• [TASK INSTRUCTIONS]:
Leave out the pictures and return every entry exactly as it appears.
[EXTRACTED INFORMATION — start]
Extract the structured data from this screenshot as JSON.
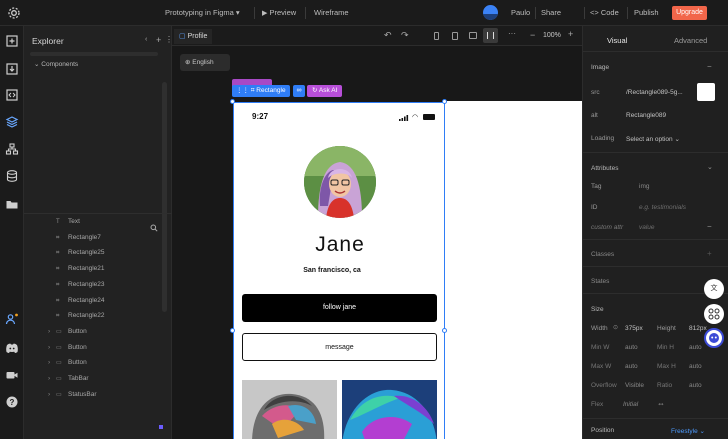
{
  "topbar": {
    "project_title": "Prototyping in Figma",
    "preview_label": "Preview",
    "wireframe_label": "Wireframe",
    "people_label": "Paulo",
    "share_label": "Share",
    "code_label": "<> Code",
    "publish_label": "Publish",
    "upgrade_label": "Upgrade",
    "avatar_color": "#3b82f6",
    "upgrade_color": "#f2664a"
  },
  "rail": {
    "icons": [
      "logo-icon",
      "add-page-icon",
      "import-icon",
      "code-block-icon",
      "layers-icon",
      "tree-icon",
      "database-icon",
      "folder-icon",
      "users-icon",
      "discord-icon",
      "video-icon",
      "help-icon"
    ]
  },
  "explorer": {
    "title": "Explorer",
    "section_label": "Components",
    "items": [
      {
        "label": "Text",
        "kind": "text"
      },
      {
        "label": "Rectangle7",
        "kind": "image"
      },
      {
        "label": "Rectangle25",
        "kind": "image"
      },
      {
        "label": "Rectangle21",
        "kind": "image"
      },
      {
        "label": "Rectangle23",
        "kind": "image"
      },
      {
        "label": "Rectangle24",
        "kind": "image"
      },
      {
        "label": "Rectangle22",
        "kind": "image"
      },
      {
        "label": "Button",
        "kind": "button"
      },
      {
        "label": "Button",
        "kind": "button"
      },
      {
        "label": "Button",
        "kind": "button"
      },
      {
        "label": "TabBar",
        "kind": "frame"
      },
      {
        "label": "StatusBar",
        "kind": "frame"
      }
    ]
  },
  "canvas": {
    "tab_label": "Profile",
    "language_label": "English",
    "zoom_label": "100%",
    "selection_tag": "Rectangle",
    "ask_ai_label": "Ask AI",
    "selection_color": "#2f7df6",
    "ai_color": "#b84fd9",
    "phone": {
      "time": "9:27",
      "name": "Jane",
      "location": "San francisco, ca",
      "follow_label": "follow jane",
      "message_label": "message"
    }
  },
  "panel": {
    "tabs": [
      "Visual",
      "Advanced"
    ],
    "image_section": "Image",
    "src_label": "src",
    "src_value": "/Rectangle089-5g...",
    "alt_label": "alt",
    "alt_value": "Rectangle089",
    "loading_label": "Loading",
    "loading_value": "Select an option",
    "attributes_section": "Attributes",
    "tag_label": "Tag",
    "tag_value": "img",
    "id_label": "ID",
    "id_placeholder": "e.g. testimonials",
    "custom_attr_label": "custom attr",
    "custom_attr_value": "value",
    "classes_section": "Classes",
    "states_section": "States",
    "size_section": "Size",
    "width_label": "Width",
    "width_value": "375px",
    "height_label": "Height",
    "height_value": "812px",
    "min_w_label": "Min W",
    "min_w_value": "auto",
    "min_h_label": "Min H",
    "min_h_value": "auto",
    "max_w_label": "Max W",
    "max_w_value": "auto",
    "max_h_label": "Max H",
    "max_h_value": "auto",
    "overflow_label": "Overflow",
    "overflow_value": "Visible",
    "ratio_label": "Ratio",
    "ratio_value": "auto",
    "flex_label": "Flex",
    "flex_value": "Initial",
    "position_section": "Position",
    "position_value": "Freestyle"
  }
}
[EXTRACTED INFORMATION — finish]
• [ANSWER SECTION]:
Extract the structured data from this screenshot as JSON.
{
  "topbar": {
    "project_title": "Prototyping in Figma",
    "preview_label": "Preview",
    "wireframe_label": "Wireframe",
    "people_label": "Paulo",
    "share_label": "Share",
    "code_label": "<> Code",
    "publish_label": "Publish",
    "upgrade_label": "Upgrade",
    "avatar_color": "#3b82f6",
    "upgrade_color": "#f2664a"
  },
  "rail": {
    "icons": [
      "logo-icon",
      "add-page-icon",
      "import-icon",
      "code-block-icon",
      "layers-icon",
      "tree-icon",
      "database-icon",
      "folder-icon",
      "users-icon",
      "discord-icon",
      "video-icon",
      "help-icon"
    ]
  },
  "explorer": {
    "title": "Explorer",
    "section_label": "Components",
    "items": [
      {
        "label": "Text",
        "kind": "text"
      },
      {
        "label": "Rectangle7",
        "kind": "image"
      },
      {
        "label": "Rectangle25",
        "kind": "image"
      },
      {
        "label": "Rectangle21",
        "kind": "image"
      },
      {
        "label": "Rectangle23",
        "kind": "image"
      },
      {
        "label": "Rectangle24",
        "kind": "image"
      },
      {
        "label": "Rectangle22",
        "kind": "image"
      },
      {
        "label": "Button",
        "kind": "button"
      },
      {
        "label": "Button",
        "kind": "button"
      },
      {
        "label": "Button",
        "kind": "button"
      },
      {
        "label": "TabBar",
        "kind": "frame"
      },
      {
        "label": "StatusBar",
        "kind": "frame"
      }
    ]
  },
  "canvas": {
    "tab_label": "Profile",
    "language_label": "English",
    "zoom_label": "100%",
    "selection_tag": "Rectangle",
    "ask_ai_label": "Ask AI",
    "selection_color": "#2f7df6",
    "ai_color": "#b84fd9",
    "phone": {
      "time": "9:27",
      "name": "Jane",
      "location": "San francisco, ca",
      "follow_label": "follow jane",
      "message_label": "message"
    }
  },
  "panel": {
    "tabs": [
      "Visual",
      "Advanced"
    ],
    "image_section": "Image",
    "src_label": "src",
    "src_value": "/Rectangle089-5g...",
    "alt_label": "alt",
    "alt_value": "Rectangle089",
    "loading_label": "Loading",
    "loading_value": "Select an option",
    "attributes_section": "Attributes",
    "tag_label": "Tag",
    "tag_value": "img",
    "id_label": "ID",
    "id_placeholder": "e.g. testimonials",
    "custom_attr_label": "custom attr",
    "custom_attr_value": "value",
    "classes_section": "Classes",
    "states_section": "States",
    "size_section": "Size",
    "width_label": "Width",
    "width_value": "375px",
    "height_label": "Height",
    "height_value": "812px",
    "min_w_label": "Min W",
    "min_w_value": "auto",
    "min_h_label": "Min H",
    "min_h_value": "auto",
    "max_w_label": "Max W",
    "max_w_value": "auto",
    "max_h_label": "Max H",
    "max_h_value": "auto",
    "overflow_label": "Overflow",
    "overflow_value": "Visible",
    "ratio_label": "Ratio",
    "ratio_value": "auto",
    "flex_label": "Flex",
    "flex_value": "Initial",
    "position_section": "Position",
    "position_value": "Freestyle"
  }
}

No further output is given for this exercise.